West Virginia’s April revenue collection, as expected, plummeted in light of the coronavirus pandemic-driven economic shutdown, falling $192.27 million short of estimates for the month, according to data compiled by the Senate Finance Committee.
Overall revenue collection of $388.53 million amounted to only 67% of the $580.8 million in collection anticipated for the month.
“We have our revenue numbers. They’re terrible. We expected them to be terrible,” Gov. Jim Justice said Friday during the daily state COVID-19 briefing.
A key culprit was income tax collection, with Justice’s executive order pushing the traditional April 15 income tax return filing deadline to July 15.
April income tax collection of $206.77 million amounted to 61% of the $339.3 million the state expected to collect, a shortfall of $132.5 million.
Sales taxes, the other key pillar of state revenue collection, fared better, at $92.7 million, an amount that missed estimates by $8.8 million.
However, sales taxes are remitted to the state in the month after they are collected, meaning the April figures represent March transactions — a month when the first business closures were ordered on March 18 and when the statewide stay-at-home order went into effect on March 24.
The April collection caused the year-to-date state budget shortfall to grow from $6.4 million in March to $198.7 million, with two months remaining in the 2019-20 budget year.
Justice, who previously has said the economic slowdown could leave the state with a shortfall in excess of $350 million, said Friday that, in a worst-case scenario where the slowdown extends through the first quarter of the 2020-21 budget year — July through September — the projected revenue shortfall could reach $700 million, which he said would be a “bankruptcy situation.”
However, he said he is optimistic that West Virginia will get permission from the federal government to backfill the budget shortfalls.
“We’re not a state that’s upside down on their pensions, like you see on TV,” he said. “All we’re asking to do is backfill the cause and effect of this pandemic.”
As for persuading federal officials to change guidance that forbids states and localities from using federal stimulus money to fill budget shortfalls, Justice said, “I’ve surely, surely got some ‘Inside Baseball.’ I feel like, but I don’t know, that we’re going to be OK.”
The governor said he has hope that the U.S. Treasury will change guidance prohibiting states from using federal CARES Act stimulus funds to cover budget shortfalls, despite statements from President Donald Trump and Senate Majority Leader Mitch McConnell, R-Ky., opposing using federal funds to “bailout” states.

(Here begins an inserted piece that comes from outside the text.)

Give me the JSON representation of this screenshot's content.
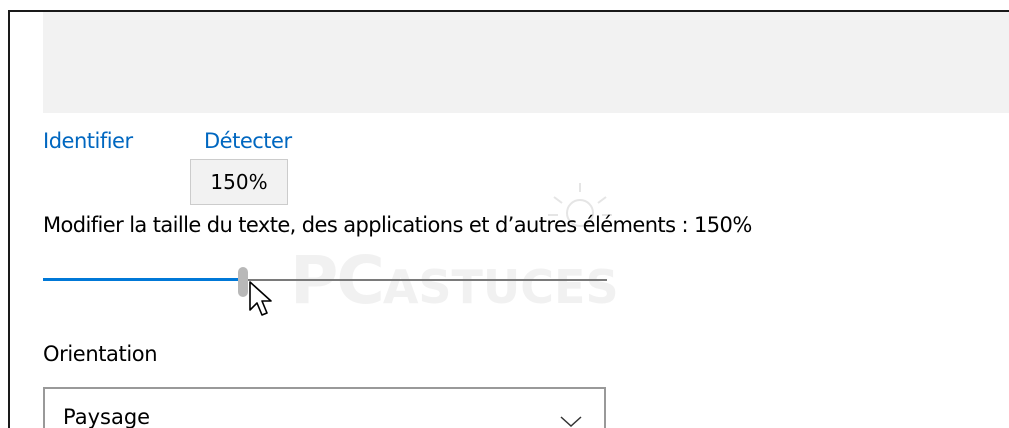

To date, West Virginia has received $1.2 billion in federal stimulus money, none of which has been expended yet, Justice said.
Despite the plunge in revenue collection for April, Justice said he is confident the state will have enough funds to pay expenditures through May and into early June without federal money or tapping into Rainy Day funds.
If it becomes clear that West Virginia will need to tap into its Rainy Day funds even for a short-term bridge, Justice said, he will not hesitate to call the Legislature into special session to make those transfers.
“You’re daggum right we’ll have them back,” he said. “That’s all there is to it.”
Currently, the state’s two Rainy Day funds total $815.55 million — equal to about 18% of the 2020-21 general revenue budget.
Meanwhile, the downturn in global demand for energy was reflected in the April severance tax collection on coal, natural gas and oil, which recorded its worst month in recent history, bringing in $10.3 million, or only 40% of the $25.74 million projected.
By comparison, severance taxes brought in $46.4 million last April — 4.5 times as much as the current month.
Meanwhile, taxes on liquor and beer exceeded estimates in April, with liquor taxes of $2.008 million slightly above estimates and beer taxes of $860,000 eclipsing estimates by 43%. The same can’t be said for tobacco taxes, where collection of $11.02 million for the month was 21% below the estimated $14 million in revenue.
Also during the COVID-19 briefing:
- Two items expected to be on the Friday briefing agenda, specific guidance for easing stay-at-home orders in the state’s 11 “hot spot” counties and a summary of testing at all nursing homes, will be released over the weekend and on Monday, respectively.
- DHHR Secretary Bill Crouch offered this advice: “The safest thing West Virginians can do is assume this virus is not going away. It will be here in the fall.”
That was after Justice had commented that sunny, warmer weather “supposedly is going to help us with the virus.”